It is unlikely that there will be a dust entry problem without an increase in wear rates. Normal wear patterns combined with high silicon readings suggest that a silicon-rich contaminant increase has occurred. There are two distinct possibilities: a silicone sealant, grease or silicon-rich oil additive is in use, and/or accidental contamination of the sample from or during the collection process.
Check if an additive, grease or sealant has been used recently on the engine. If not, make sure the correct sampling technique was used. If an additive, grease or sealant has been used, call the oil analysis lab to find out if the substance could cause a high silicon reading. If in doubt about what caused the high reading, take a confirmation sample.
Was the oil changed when the first sample was taken? If not, send a confirmation sample and, as a precaution, change the oil. If the oil was changed, send a confirmation sample only after the engine has run for 50 hours or 1,000 km (621 miles).
Increased top-end wear, such as iron, chromium and aluminum, is caused by airborne dust that has been drawn into the combustion chamber being forced down between the ring, piston and cylinder. This is caused by a defective air cleaner or a damaged induction system.
Inspect the air filter element thoroughly, and check its seals and support frame for damage and distortion. Check the pleats for damage. If there is any doubt about a filter element, it should be changed.
Check the induction hosing for damage, cracks etc., and ensure that all hose clamps are secure. The breather and compressor are often connected to the induction system but are frequently overlooked. Verify that both are functioning normally and their hoses are sound and secure.
Check the inlet manifold for cracks and verify that the gaskets are sound and secure. Was a leak found? If not, run the engine at idle and block off the air intake. The engine should stall within three seconds. If the engine does not stall, listen carefully to the joint for air being sucked in. Take a confirmation sample after 50 hours or 1,000 km (621 miles).
If a leak is found, determine the condition of the engine, check compression and blowby and repair the leak. If all of these parameters are found to be normal, monitor the oil consumption of the engine as a safeguard. If any of these parameters are abnormal, schedule to have the piston rings replaced and the piston and liners examined.
Wear on substances such as iron, lead, tin, copper and aluminum indicates that dirt is entering the lube oil directly and not getting past the pistons and rings. The likely sources are leaking seals, a defective breather, damaged seal on oil filler cap or dipstick, or dirty storage containers and/or top-up containers, or dirty lubricant provided by the supplier.
Action to be taken: Any dust that is in the oil will be pumped through the oil filter before entering the bearings. Therefore, the first step is to examine the oil filter for dust contamination and bearing material. If excessive dust is found, check all seals and breathers, etc. Inspect the oil storage containers and top-up containers for the source of contamination.

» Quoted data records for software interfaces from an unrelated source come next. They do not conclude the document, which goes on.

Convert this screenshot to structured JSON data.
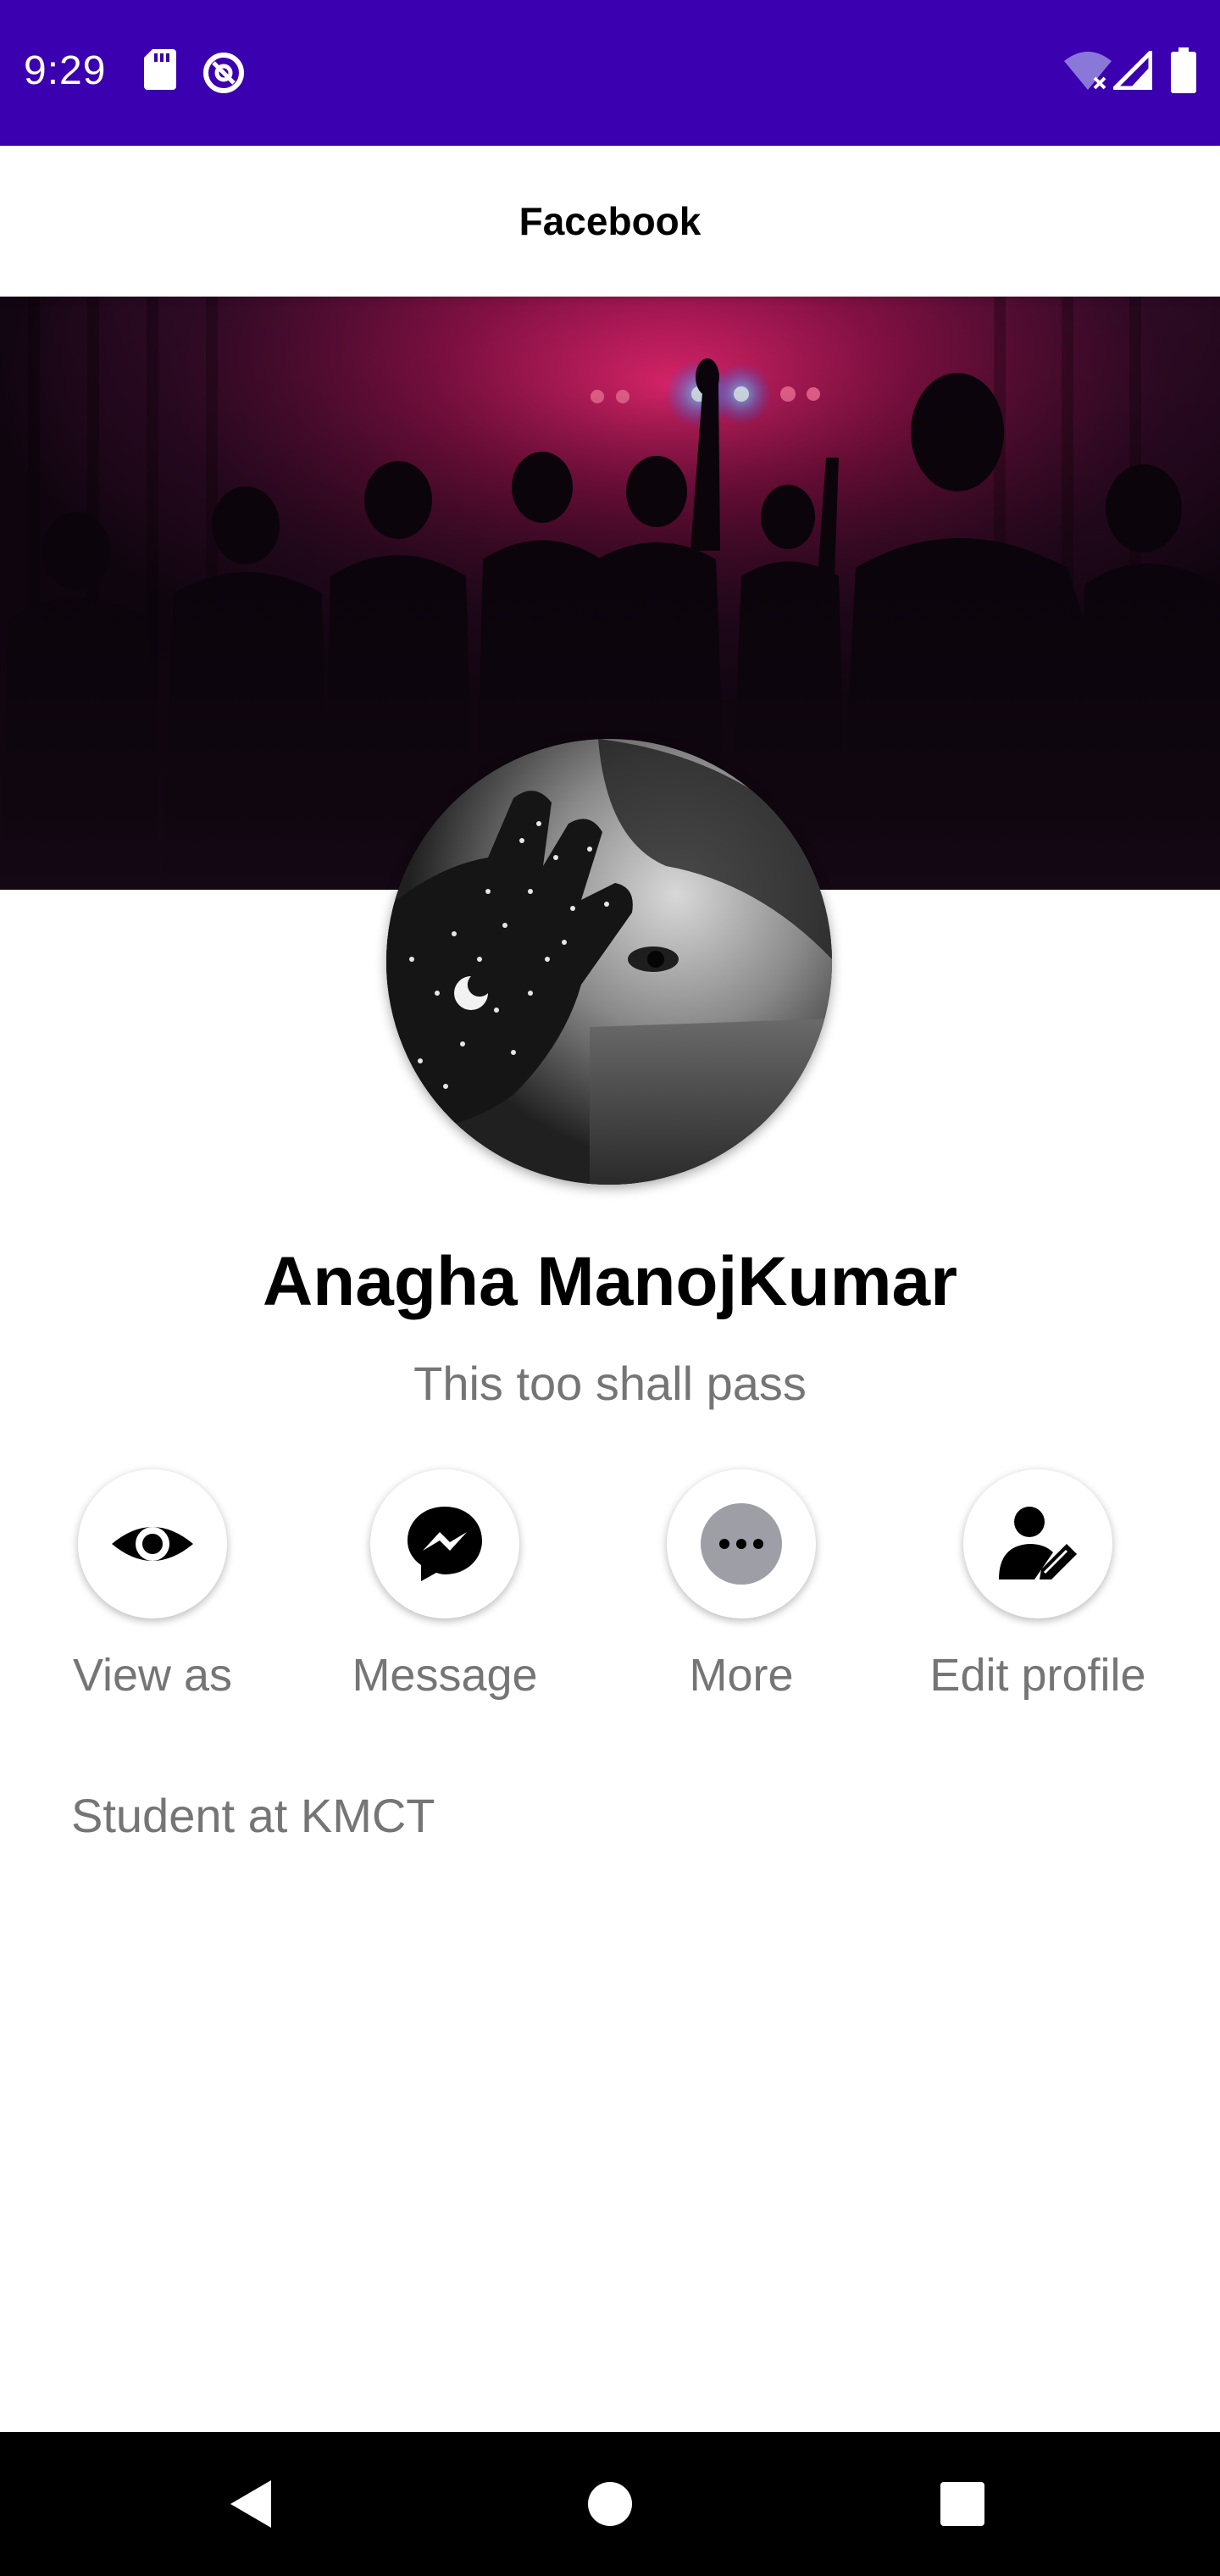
{
  "status_bar": {
    "time": "9:29",
    "background": "#3b00b0",
    "left_icons": [
      "sd-card-icon",
      "sync-off-icon"
    ],
    "right_icons": [
      "wifi-off-icon",
      "cell-signal-icon",
      "battery-icon"
    ]
  },
  "app_bar": {
    "title": "Facebook"
  },
  "profile": {
    "name": "Anagha ManojKumar",
    "bio": "This too shall pass",
    "work": "Student at KMCT"
  },
  "actions": [
    {
      "label": "View as",
      "icon": "eye-icon"
    },
    {
      "label": "Message",
      "icon": "messenger-icon"
    },
    {
      "label": "More",
      "icon": "more-dots-icon"
    },
    {
      "label": "Edit profile",
      "icon": "edit-person-icon"
    }
  ],
  "nav_bar": {
    "buttons": [
      "back-icon",
      "home-icon",
      "recents-icon"
    ]
  }
}
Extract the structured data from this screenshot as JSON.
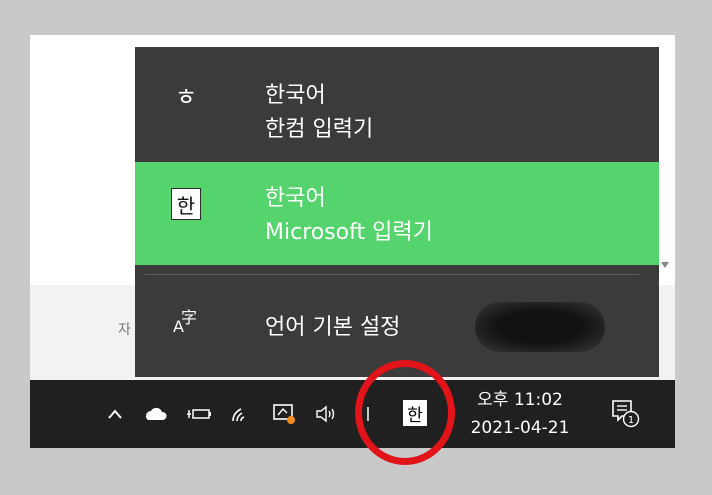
{
  "background": {
    "partial_text": "자"
  },
  "flyout": {
    "items": [
      {
        "name": "hancom",
        "icon": "hangul-ieung-icon",
        "icon_glyph": "ㅎ",
        "line1": "한국어",
        "line2": "한컴 입력기",
        "selected": false
      },
      {
        "name": "microsoft",
        "icon": "han-ime-icon",
        "icon_glyph": "한",
        "line1": "한국어",
        "line2": "Microsoft 입력기",
        "selected": true
      },
      {
        "name": "language-preferences",
        "icon": "language-settings-icon",
        "icon_glyph": "字",
        "line1": "언어 기본 설정"
      }
    ],
    "colors": {
      "background": "#3b3b3b",
      "selected": "#55d46e"
    }
  },
  "taskbar": {
    "icons": [
      "chevron-up-icon",
      "onedrive-cloud-icon",
      "battery-icon",
      "wifi-icon",
      "remote-monitor-icon",
      "volume-icon",
      "ime-mode-icon"
    ],
    "ime_mode": "한",
    "clock_time": "오후 11:02",
    "clock_date": "2021-04-21",
    "notification_count": "1"
  },
  "annotation": {
    "color": "#e1141a"
  }
}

If excessive dust is not found, check the sampling technique and examine the oil filter at the next service. If bearing material was found, drop the sump and inspect all bearings. Replace as necessary. If bearing material was not found, monitor the oil pressure and inspect the oil filter at the next service.
This is the worst case. Carry out all checks for top and bottom wear. Several other checks must also be performed:
Was any repair work done on the engine? It is possible that the increased wear rates are due to a “seating” process and silicon comes from contamination while the engine was open for repairs.
Piston torching is a rare occurrence. If a piston is torched by a misdirected or badly timed spray from an injector nozzle, the piston releases silicon, and all the wear rates will increase (silicon is alloyed to aluminum to reduce its rate of expansion).